By Brian Ellenbecker, CFP®, EA®, CPWA®, CIMA®, CLTC®
2020 has been a unique year in many aspects. COVID-19 has created many problems, including delays in processing certain transactions. As we approach year-end and you think about any final charitable donations you want to make for this tax year, it’s important to have a plan in place for making a timely donation. Be sure that you make those donations early enough so that any delays in processing the donation do not impact your ability to deduct it in 2020.
If you plan to send your donation in the mail via check, to count for 2020, it must be postmarked by December 31. The postmark rule only applies to US mail—not to other delivery methods, such as UPS or FedEx.
If you pay your donation by debit or credit card, the transaction is official once the charge is made.
Donations of Property
If you donate property, such as clothes, furniture, artwork, etc., the donation must happen on or before December 31. If the item you are donating has a title or deed, that transfer must also occur by December 31.
For larger donations, consider donating appreciated securities in lieu of cash. Not only do you potentially receive a charitable deduction, but you also avoid paying capital gains from the sale of the security by transferring it in-kind. The charity must receive the stock by December 31.
If you plan to donate stock from your Schwab account managed by Shakespeare, please let us know by December 15. This will ensure we have enough time to process our request.
Qualified Charitable Distributions
If you are over 70 ½, consider making charitable donations from your IRA using a Qualified Charitable Distribution (QCD). You can transfer up to $100,000 per year to an eligible charity. While a QCD does not generate a charitable deduction, you do not have to report the income. This is a great option for people to still get a tax benefit even though they are not able to itemize deductions.
The deadline for making a QCD varies.
- A QCD must be received by the charity by December 31 if the check is mailed from the IRA custodian directly to the charity.
- If you have a checkbook for your IRA and write a check, the check must be CASHED by December 31. If you plan on making a year-end QCD by writing a check, be sure to leave plenty of time to allow the charity to cash the check. You may even want to contact someone at the charity to notify them of your donation and remind of this unique rule.
Deducting your Gift
Charitable deduction rules can be very complicated, and you should work with your tax advisor to ensure you are maximizing the tax benefit of any donation. Here are some key items to keep in mind:
- Typically, you must itemize deductions in order to qualify for a charitable deduction. In 2020, you may deduct up to 100% of your adjusted gross income (AGI) for cash gifts made to public charities. The limit is still 60% of AGI for donations to donor advised funds and supporting organizations. Donations of appreciated securities to a public charity are limited to 30% of AGI.

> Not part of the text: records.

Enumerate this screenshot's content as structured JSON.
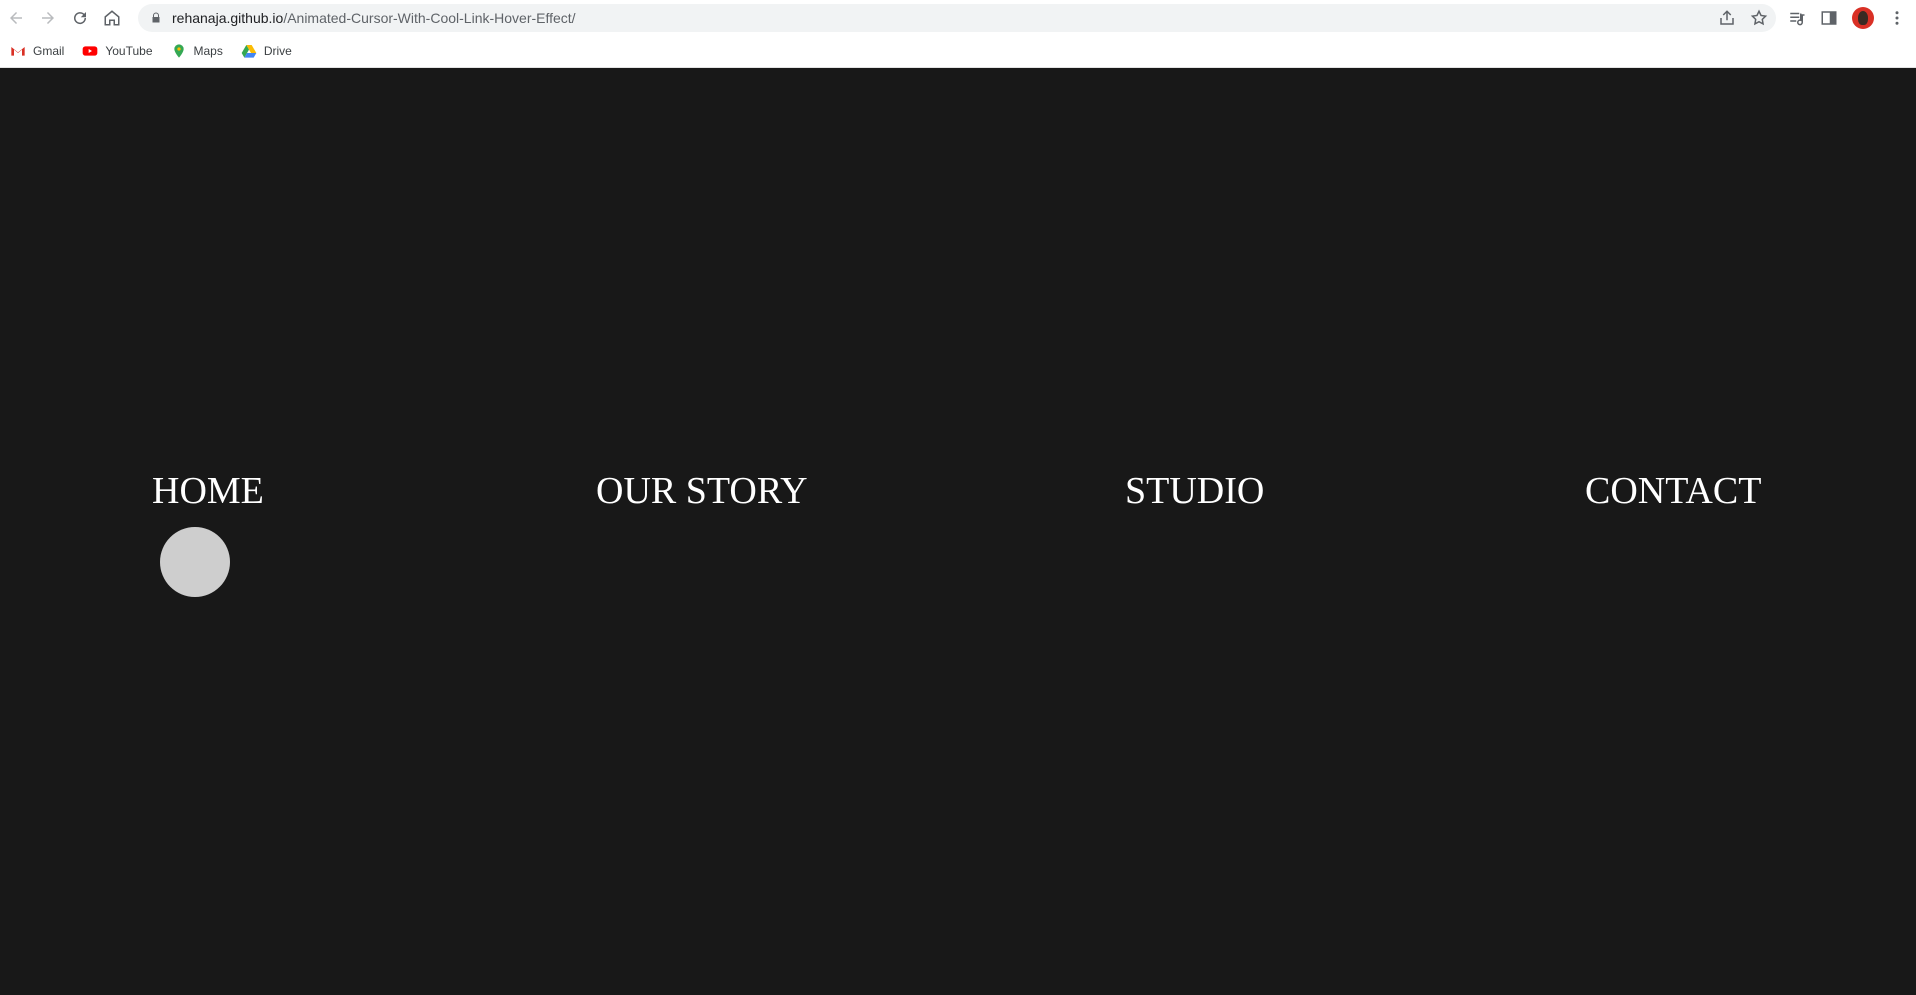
{
  "browser": {
    "url_host": "rehanaja.github.io",
    "url_path": "/Animated-Cursor-With-Cool-Link-Hover-Effect/",
    "icons": [
      "back-icon",
      "forward-icon",
      "reload-icon",
      "home-icon",
      "lock-icon",
      "share-icon",
      "star-icon",
      "media-icon",
      "side-panel-icon",
      "profile-avatar",
      "menu-icon"
    ]
  },
  "bookmarks": [
    {
      "label": "Gmail",
      "icon": "gmail-icon"
    },
    {
      "label": "YouTube",
      "icon": "youtube-icon"
    },
    {
      "label": "Maps",
      "icon": "maps-icon"
    },
    {
      "label": "Drive",
      "icon": "drive-icon"
    }
  ],
  "nav": {
    "home": "HOME",
    "our_story": "OUR STORY",
    "studio": "STUDIO",
    "contact": "CONTACT"
  },
  "colors": {
    "background": "#181818",
    "text": "#ffffff",
    "cursor": "#e6e6e6"
  }
}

- If you do not itemize, you may deduct up to $300 as an “above-the-line” deduction for charitable gifts.
- To deduct a charitable gift, adequate documentation must be kept.

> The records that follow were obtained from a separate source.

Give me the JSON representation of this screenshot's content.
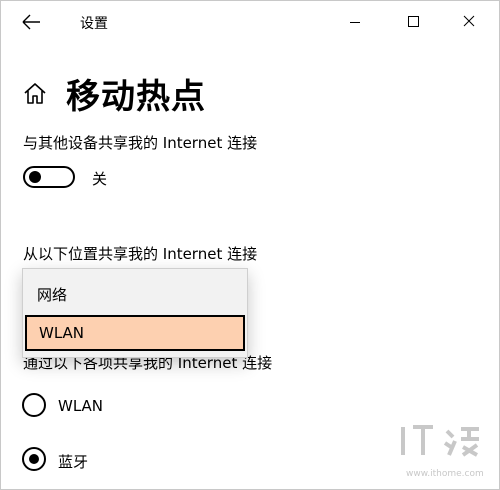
{
  "window": {
    "title": "设置"
  },
  "page": {
    "title": "移动热点"
  },
  "share_section": {
    "label": "与其他设备共享我的 Internet 连接",
    "toggle_state": "off",
    "toggle_label": "关"
  },
  "source_section": {
    "label": "从以下位置共享我的 Internet 连接",
    "dropdown_options": [
      "网络",
      "WLAN"
    ],
    "selected": "WLAN"
  },
  "via_section": {
    "label": "通过以下各项共享我的 Internet 连接",
    "options": [
      {
        "label": "WLAN",
        "checked": false
      },
      {
        "label": "蓝牙",
        "checked": true
      }
    ]
  },
  "watermark": {
    "text": "www.ithome.com",
    "logo": "ithome-logo"
  },
  "icons": {
    "back": "back-arrow-icon",
    "minimize": "minimize-icon",
    "maximize": "maximize-icon",
    "close": "close-icon",
    "home": "home-icon"
  },
  "colors": {
    "selected_item_bg": "#fdd0b0",
    "dropdown_bg": "#f2f2f2",
    "watermark": "#c8c8c8"
  }
}
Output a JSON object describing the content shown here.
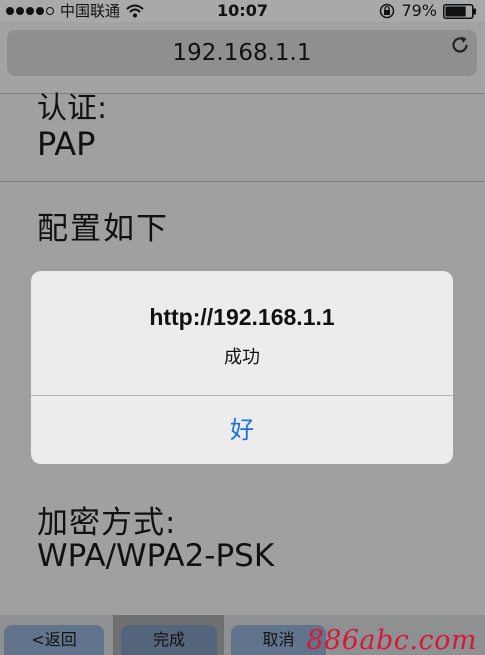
{
  "status_bar": {
    "carrier": "中国联通",
    "time": "10:07",
    "battery_percent": "79%",
    "battery_level": 0.79
  },
  "url_bar": {
    "url": "192.168.1.1"
  },
  "content": {
    "auth_label_partial": "认证:",
    "auth_value": "PAP",
    "config_label": "配置如下",
    "encryption_label": "加密方式:",
    "encryption_value": "WPA/WPA2-PSK"
  },
  "alert": {
    "title": "http://192.168.1.1",
    "message": "成功",
    "ok_label": "好"
  },
  "toolbar": {
    "back_label": "<返回",
    "done_label": "完成",
    "cancel_label": "取消"
  },
  "watermark": "886abc.com",
  "colors": {
    "alert_button": "#1a73d9",
    "watermark": "#d21b3a"
  }
}
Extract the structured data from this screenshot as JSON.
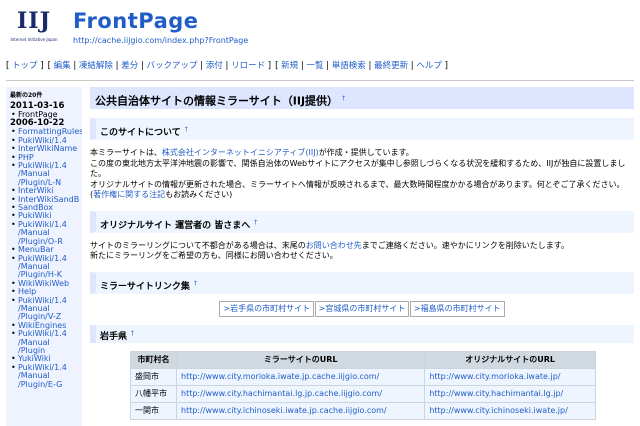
{
  "header": {
    "logo_text": "IIJ",
    "logo_sub": "Internet Initiative Japan",
    "site_title": "FrontPage",
    "site_url": "http://cache.iijgio.com/index.php?FrontPage"
  },
  "navbar": {
    "groups": [
      [
        "トップ"
      ],
      [
        "編集",
        "凍結解除",
        "差分",
        "バックアップ",
        "添付",
        "リロード"
      ],
      [
        "新規",
        "一覧",
        "単語検索",
        "最終更新",
        "ヘルプ"
      ]
    ]
  },
  "menubar": {
    "title": "最新の20件",
    "date1": "2011-03-16",
    "items_date1": [
      {
        "label": "FrontPage",
        "plain": true
      }
    ],
    "date2": "2006-10-22",
    "items_date2": [
      {
        "label": "FormattingRules"
      },
      {
        "label": "PukiWiki/1.4"
      },
      {
        "label": "InterWikiName"
      },
      {
        "label": "PHP"
      },
      {
        "label": "PukiWiki/1.4\n/Manual\n/Plugin/L-N"
      },
      {
        "label": "InterWiki"
      },
      {
        "label": "InterWikiSandB"
      },
      {
        "label": "SandBox"
      },
      {
        "label": "PukiWiki"
      },
      {
        "label": "PukiWiki/1.4\n/Manual\n/Plugin/O-R"
      },
      {
        "label": "MenuBar"
      },
      {
        "label": "PukiWiki/1.4\n/Manual\n/Plugin/H-K"
      },
      {
        "label": "WikiWikiWeb"
      },
      {
        "label": "Help"
      },
      {
        "label": "PukiWiki/1.4\n/Manual\n/Plugin/V-Z"
      },
      {
        "label": "WikiEngines"
      },
      {
        "label": "PukiWiki/1.4\n/Manual\n/Plugin"
      },
      {
        "label": "YukiWiki"
      },
      {
        "label": "PukiWiki/1.4\n/Manual\n/Plugin/E-G"
      }
    ]
  },
  "main": {
    "page_title": "公共自治体サイトの情報ミラーサイト（IIJ提供）",
    "anchor": "†",
    "about": {
      "heading": "このサイトについて",
      "line1_pre": "本ミラーサイトは、",
      "line1_link": "株式会社インターネットイニシアティブ(IIJ)",
      "line1_post": "が作成・提供しています。",
      "line2": "この度の東北地方太平洋沖地震の影響で、関係自治体のWebサイトにアクセスが集中し参照しづらくなる状況を緩和するため、IIJが独自に設置しました。",
      "line3": "オリジナルサイトの情報が更新された場合、ミラーサイトへ情報が反映されるまで、最大数時間程度かかる場合があります。何とぞご了承ください。",
      "line4_pre": "(",
      "line4_link": "著作権に関する注記",
      "line4_post": "もお読みください)"
    },
    "operators": {
      "heading": "オリジナルサイト 運営者の 皆さまへ",
      "line1_pre": "サイトのミラーリングについて不都合がある場合は、末尾の",
      "line1_link": "お問い合わせ先",
      "line1_post": "までご連絡ください。速やかにリンクを削除いたします。",
      "line2": "新たにミラーリングをご希望の方も、同様にお問い合わせください。"
    },
    "mirror_links": {
      "heading": "ミラーサイトリンク集",
      "buttons": [
        ">岩手県の市町村サイト",
        ">宮城県の市町村サイト",
        ">福島県の市町村サイト"
      ]
    },
    "iwate": {
      "heading": "岩手県",
      "columns": [
        "市町村名",
        "ミラーサイトのURL",
        "オリジナルサイトのURL"
      ],
      "rows": [
        {
          "city": "盛岡市",
          "mirror": "http://www.city.morioka.iwate.jp.cache.iijgio.com/",
          "original": "http://www.city.morioka.iwate.jp/"
        },
        {
          "city": "八幡平市",
          "mirror": "http://www.city.hachimantai.lg.jp.cache.iijgio.com/",
          "original": "http://www.city.hachimantai.lg.jp/"
        },
        {
          "city": "一関市",
          "mirror": "http://www.city.ichinoseki.iwate.jp.cache.iijgio.com/",
          "original": "http://www.city.ichinoseki.iwate.jp/"
        }
      ]
    }
  }
}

- For cash donations, the donor must maintain a bank record or written communication from the donor showing the name of the donee, the date of the contribution and the amount of the contribution.
- For donations of property, additional documentation may be required.
- Consider a deduction bunching strategy. Through a technique known as bunching, a taxpayer can keep their total expenses the same, but increase their total tax deductions over multiple years. Under bunching a taxpayer delays a year’s worth of charitable giving from one year to the next, but then gives double the amount to charity in that second year. The total giving stays the same, but the total tax deductions claimed are increased.
Donor Advised Funds
A donor advised fund (DAF) is a charitable investment account used for the sole purpose of supporting charitable organizations you care about. When you contribute cash, securities, or other assets to the DAF, you are generally eligible to take an immediate tax deduction. The funds in the DAF can then be granted to charity over time at your discretion.
A DAF can be a great tool for someone who is bunching deductions. You are able to receive an immediate deduction for all contributions (up to limits) while distributing the funds to charity over time.
Donor advised funds are a flexible, easy to administer and a relatively inexpensive way to leverage your charitable giving over time. They have become a very popular giving tool for those reasons.
If you have already established a Donor Advised Fund through Schwab, consult Schwab Charitable’s 2020 Year-End Contribution Guidelines for important deadlines.